Today marks the first anniversary of me being a piggy mom, and I can’t believe how fast time flies! My piggies are now happy, healthy girls who enjoy human attention; what a sharp contrast to the nervous-looking pair of sows they were when I first saw them!
My experience in raising Freya and Ellie in the past year was great, though I can say it wasn’t easy. So what have I learned in my first year as a piggy parent? Here goes:
1. Guinea pigs are NOT low-maintenance pets
I knew this one even before I decided to adopt Freya and Ellie, but I am reminded of this every time someone sees the girls and decides that they want guinea pigs because “they’re cute” and “low-maintenance.” I tell them just how much effort I put into looking for the right materials for their cage (which are so hard to come by over here), how much the vet bills cost if ever they get very sick, how much they eat in a day, and how much attention they need. Many people think that they can get guinea pigs and just leave them in their cages, not paying any mind to them. What they do not know is that guinea pigs also require lots of attention, and the cost of caring for them can get high too, especially when they get sick. I spent over PHP3,000 on the girls’ first vet session alone, what with all the sicknesses and parasites they had with them when I adopted them. There are so many costs and so much time involved, I can never consider guinea pigs as a low-maintenance pet.
2. Before adopting, you should already know which vets treat guinea pigs
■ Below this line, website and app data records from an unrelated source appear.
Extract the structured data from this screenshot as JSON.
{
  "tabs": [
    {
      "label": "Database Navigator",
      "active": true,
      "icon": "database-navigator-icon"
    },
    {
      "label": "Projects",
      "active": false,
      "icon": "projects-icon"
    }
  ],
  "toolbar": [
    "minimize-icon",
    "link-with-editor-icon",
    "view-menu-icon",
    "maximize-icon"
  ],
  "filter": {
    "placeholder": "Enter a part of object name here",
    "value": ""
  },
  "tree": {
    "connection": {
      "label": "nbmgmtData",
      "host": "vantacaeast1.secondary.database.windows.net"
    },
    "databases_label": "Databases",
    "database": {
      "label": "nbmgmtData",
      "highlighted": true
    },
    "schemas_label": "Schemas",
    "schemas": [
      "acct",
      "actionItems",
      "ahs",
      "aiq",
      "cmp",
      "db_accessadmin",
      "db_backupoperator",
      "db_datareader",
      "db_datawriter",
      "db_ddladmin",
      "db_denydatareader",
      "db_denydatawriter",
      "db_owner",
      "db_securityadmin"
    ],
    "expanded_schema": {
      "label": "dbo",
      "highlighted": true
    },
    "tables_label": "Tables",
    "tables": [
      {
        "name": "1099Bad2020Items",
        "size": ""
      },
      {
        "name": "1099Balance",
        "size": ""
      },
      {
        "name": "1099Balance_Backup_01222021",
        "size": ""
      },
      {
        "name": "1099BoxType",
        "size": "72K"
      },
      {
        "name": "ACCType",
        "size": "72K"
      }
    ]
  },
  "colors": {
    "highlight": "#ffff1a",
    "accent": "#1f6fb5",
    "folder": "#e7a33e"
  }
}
It is very difficult to find exotic vets in the Philippines, and I’m sure a lot of piggy parents agree. Almost all vet offices and clinics only accept dogs and cats, and that’s why a lot of people give up on finding treatment for their sick guinea pigs. Some people would never even consider vet treatment for their pets because they feel like “no one brings guinea pigs to the vet”. Well, there are exotic vets in the Philippines (and the ones I’ve encountered are all very good), but before bringing home your piggies, you should already know where these clinics are. It pays to know that you have a reliable vet to turn to when the need arises.
3. Guinea pigs need LOTS of space
When I first adopted Freya and Ellie, I placed them in a small pet shop cage and I figured that it would be enough for them. But as time passed, I realized that they could barely move in their cage, and there is no space to place even a small hidey house for them. But when I moved them to their C&C cage, that’s where they really showed their personality, and I noticed that they were happier and healthier, too. Happy wheeks and popcorns were more frequent, and don’t all pets deserve the same happiness? If some of you are still using a pet shop cage, try building your own C&C cage. You won’t regret it.
4. Can’t find guinea pig toys and accessories? You can make them yourself
I have this habit of looking at photos of other people’s guinea pig cages and taking note of what toys I want my piggies to have. Those cages have lots of hidey houses, tunnels, and even beds for the pigs! Again, it’s really hard to find those kinds of things in the Philippines so I learned to improvise by using common household materials, and my piggies love them just the same.
5. Guinea pigs won’t be lap pigs overnight
I admit, at first I was so disappointed with my guinea pigs because they just wouldn’t let me touch them and pet them. After all, that is part of the fun in raising pets, right? But then, I learned that it is in the guinea pigs’ nature to be nervous and scared of new people around them, so you just need to keep on trying and remember to not be abrupt about it. I started with simple feeding, and then slowly transitioned to petting them, then carrying them. It took me a long time before my girls trusted me completely, but it’s worth it.
6. Piggies fare well in areas where the whole family can see them
That’s right, they should be kept indoors. Not only will they be protected from our extreme weather (scorching hot sun in the morning and intense rains in the afternoon) and predatory animals, this will also ensure that the whole family (if you live with them) can see them and care for them. The family will also be familiar with the piggies’ personality, so they would know immediately when something is wrong with the pig. You see, guinea pigs hide their illnesses well, so constant attention is a must if you want to detect early signs of illness. Not only that, your guinea pigs will also become accustomed to people and their environment.
7. Some pigs will never like being carried
This might sound disappointing, but no matter how much they trust you, some pigs just aren’t meant to be lap pigs. My little Freya is not a lap pig, she would rather run around and munch on whatever she comes across. When I carry her, she whines until I put her down. But that doesn’t mean she doesn’t love me or my family, it’s just her personality. She likes taking food from my hand, she likes to lick my hand and my face when I lay down beside her during floortime. Not being able to cuddle with your guinea pigs doesn’t mean you can’t bond with them. Only you can determine your piggies’ personality, and you will know how to bond with them as time passes.
I am still learning new things about my girls every day and I am doing everything to give them the best care, so here’s to another year filled with happy wheeks and lovely cuddles!